- Directions
With no line left out, restate the data word for word.

- Data in this exercise
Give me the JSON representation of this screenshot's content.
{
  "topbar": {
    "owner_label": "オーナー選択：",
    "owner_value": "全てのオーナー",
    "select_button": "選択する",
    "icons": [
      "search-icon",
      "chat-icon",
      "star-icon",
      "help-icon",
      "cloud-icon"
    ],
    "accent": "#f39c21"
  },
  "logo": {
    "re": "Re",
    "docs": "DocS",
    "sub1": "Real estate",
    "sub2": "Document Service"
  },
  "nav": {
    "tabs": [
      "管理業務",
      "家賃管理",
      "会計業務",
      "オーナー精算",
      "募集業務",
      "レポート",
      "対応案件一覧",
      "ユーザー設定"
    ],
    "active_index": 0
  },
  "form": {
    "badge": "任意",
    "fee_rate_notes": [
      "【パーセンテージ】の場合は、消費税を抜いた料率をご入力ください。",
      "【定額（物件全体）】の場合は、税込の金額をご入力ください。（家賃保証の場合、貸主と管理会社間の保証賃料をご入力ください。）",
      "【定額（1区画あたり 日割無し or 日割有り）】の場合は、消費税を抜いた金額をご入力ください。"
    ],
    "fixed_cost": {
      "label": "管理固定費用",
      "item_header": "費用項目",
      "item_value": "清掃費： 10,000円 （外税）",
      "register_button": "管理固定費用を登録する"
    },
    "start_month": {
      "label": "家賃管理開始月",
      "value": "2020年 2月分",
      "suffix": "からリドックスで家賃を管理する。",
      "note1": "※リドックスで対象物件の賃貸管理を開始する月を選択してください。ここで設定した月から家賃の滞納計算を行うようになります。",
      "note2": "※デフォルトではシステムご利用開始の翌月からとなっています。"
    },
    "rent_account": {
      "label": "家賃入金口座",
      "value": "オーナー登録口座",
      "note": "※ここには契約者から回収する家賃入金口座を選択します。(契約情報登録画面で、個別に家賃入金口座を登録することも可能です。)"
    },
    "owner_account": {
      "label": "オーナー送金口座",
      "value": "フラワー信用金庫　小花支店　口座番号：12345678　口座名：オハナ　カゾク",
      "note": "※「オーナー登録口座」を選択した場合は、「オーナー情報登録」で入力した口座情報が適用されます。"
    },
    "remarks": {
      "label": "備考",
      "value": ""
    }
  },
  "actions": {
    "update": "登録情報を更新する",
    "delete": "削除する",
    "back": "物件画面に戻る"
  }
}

- Response to this exercise
Give me the JSON representation of this screenshot's content.
{
  "topbar": {
    "owner_label": "オーナー選択：",
    "owner_value": "全てのオーナー",
    "select_button": "選択する",
    "icons": [
      "search-icon",
      "chat-icon",
      "star-icon",
      "help-icon",
      "cloud-icon"
    ],
    "accent": "#f39c21"
  },
  "logo": {
    "re": "Re",
    "docs": "DocS",
    "sub1": "Real estate",
    "sub2": "Document Service"
  },
  "nav": {
    "tabs": [
      "管理業務",
      "家賃管理",
      "会計業務",
      "オーナー精算",
      "募集業務",
      "レポート",
      "対応案件一覧",
      "ユーザー設定"
    ],
    "active_index": 0
  },
  "form": {
    "badge": "任意",
    "fee_rate_notes": [
      "【パーセンテージ】の場合は、消費税を抜いた料率をご入力ください。",
      "【定額（物件全体）】の場合は、税込の金額をご入力ください。（家賃保証の場合、貸主と管理会社間の保証賃料をご入力ください。）",
      "【定額（1区画あたり 日割無し or 日割有り）】の場合は、消費税を抜いた金額をご入力ください。"
    ],
    "fixed_cost": {
      "label": "管理固定費用",
      "item_header": "費用項目",
      "item_value": "清掃費： 10,000円 （外税）",
      "register_button": "管理固定費用を登録する"
    },
    "start_month": {
      "label": "家賃管理開始月",
      "value": "2020年 2月分",
      "suffix": "からリドックスで家賃を管理する。",
      "note1": "※リドックスで対象物件の賃貸管理を開始する月を選択してください。ここで設定した月から家賃の滞納計算を行うようになります。",
      "note2": "※デフォルトではシステムご利用開始の翌月からとなっています。"
    },
    "rent_account": {
      "label": "家賃入金口座",
      "value": "オーナー登録口座",
      "note": "※ここには契約者から回収する家賃入金口座を選択します。(契約情報登録画面で、個別に家賃入金口座を登録することも可能です。)"
    },
    "owner_account": {
      "label": "オーナー送金口座",
      "value": "フラワー信用金庫　小花支店　口座番号：12345678　口座名：オハナ　カゾク",
      "note": "※「オーナー登録口座」を選択した場合は、「オーナー情報登録」で入力した口座情報が適用されます。"
    },
    "remarks": {
      "label": "備考",
      "value": ""
    }
  },
  "actions": {
    "update": "登録情報を更新する",
    "delete": "削除する",
    "back": "物件画面に戻る"
  }
}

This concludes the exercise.